I personally don’t have a problem with 16-year-olds going to pubs, as long as they behave themselves, but then that is the same with everyone else. Anyone, whatever their age, who doesn’t behave themselves gets kicked out – problem solved!

G Fraser, Stockbridge, Edinburgh

Heatwave gives city retailers a boost

It’s great news that soaring temperatures and eager sun worshippers are being credited concerning a boost to the local economy (News, July 18).

Traders have reported sizzling sales figures as electronic fans, sun loungers, picnic hampers and many more items are flying off the shelves due to the recent hot spell of summer weather. Also, famous ice cream firm S Luca, who have outlets in Musselburgh and Morningside, have said they are experiencing their busiest July ever, with customers queuing out the door for frozen snacks. No doubt the ice cream firm sells most delicious flavours of their product.

Of course we all want to make the most of this wonderful summer 
heatwave. Long may it last.

June Fleming, Hercus Loan, Musselburgh, East Lothian.

Leith Walk signage is ironically appropriate

The roundabout at the top of Leith Walk, at the junction of Leith Street and York Place, has proudly emblazoned on its surface in huge lettering “City of Edinburgh”.

How appropriate. The roundabout is covered in weeds, the edges are broken and loose bricks scatter the uneven surface. It illustrates Edinburgh perfectly.

The traffic island to the south of this roundabout, just outside John Lewis, is also a disgrace, it even has old sandbags lying around on it!

And as for the Scottish National Gallery on Princes Street, poor old Queen Vic is sitting up there 
surrounded by weeds!

Edinburgh, Athens of the north? I don’t think so!

Margaret Taylor, Meadowbank Crescent, Edinburgh

The big picture shows poverty decreasing

It is right for A Delahoy (Letters, July 19) to be concerned about those in the world who suffer from poverty, poor health and unemployment. There are too many.

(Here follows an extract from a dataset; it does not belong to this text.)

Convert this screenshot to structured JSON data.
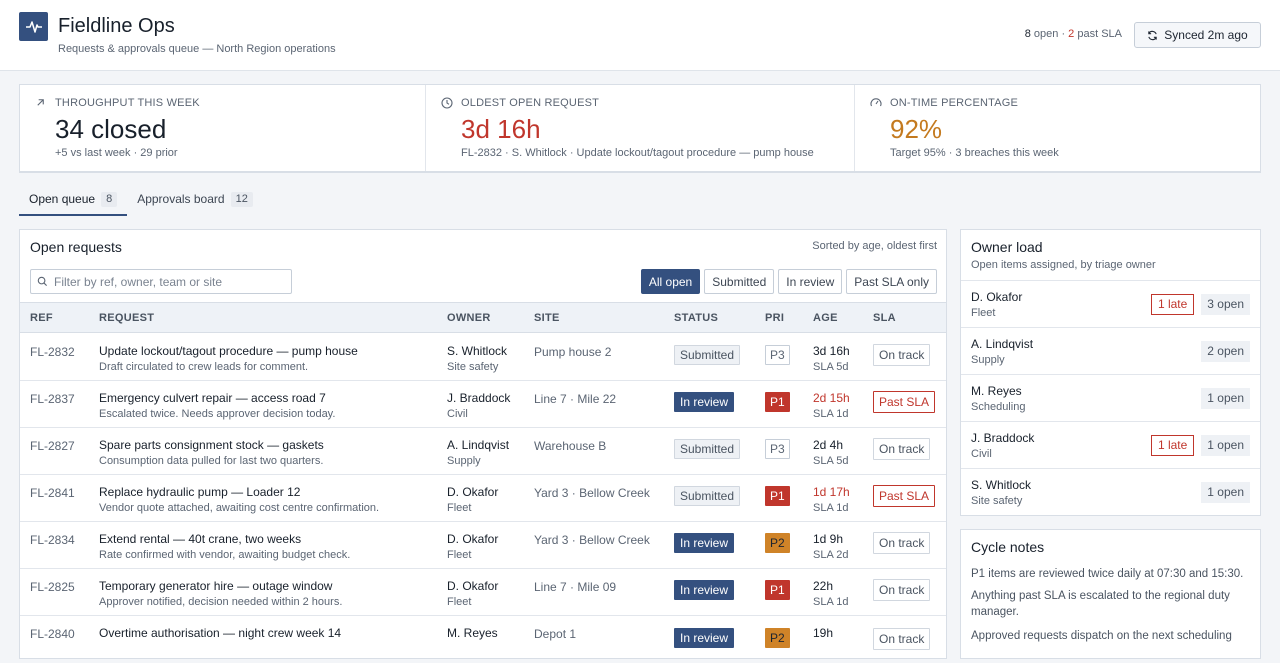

The big picture, however, is that the overall situation has improved dramatically in the last 50 years. For example, despite a doubling of the world population in the half century from 1955, the number of people living in absolute poverty fell. People live a third longer and earn about three times as much in real terms. The green revolution in agricultural 
production has been dramatic.

None of this should be taken for granted and there is no law that says we could not fall back. But the desire not to be left behind is one of the great drivers of this remarkable progress – and the benefit of this drive for improvement is clearly being felt across the world.

It is not the case that competing in the “global race” automatically brings losers and disasters.

Cllr Cameron Rose, City Chambers,

Edinburgh

We must stand firm on genital mutilation

I am pleased that Ian Stewart has raised the issue of female genital mutilation (FGM), (Letters, July 19).

This abhorrent practice has been allowed to continue unchallenged because of the “It’s their culture and we should not interfere and we must not offend” brigade.

Tell this to the young girls who have been mutilated by their own family.

This vile butchery has been brought to this country by immigrants from specific races.

That there have been no prosecutions in Scotland, and very few in England, speaks volumes for our politically correct politicians and police who are not proactively tackling this issue but prefer to pretend FGM does not happen.

Our well-paid MSPs must immediately act and instruct the police to throw away their multicultural and politically correct handbooks and charge and then prosecute offenders.

The guilty section of our immigrant community should be targeted immediately by introducing medical checks.

If a child is found to have been “cut” then she should be taken into care and her family jailed and then deported back to their country of 
origin.

Harsh?

Not when you realise that a child’s life has been ruined by FGM.

Clark Cross, Springfield Road Linlithgow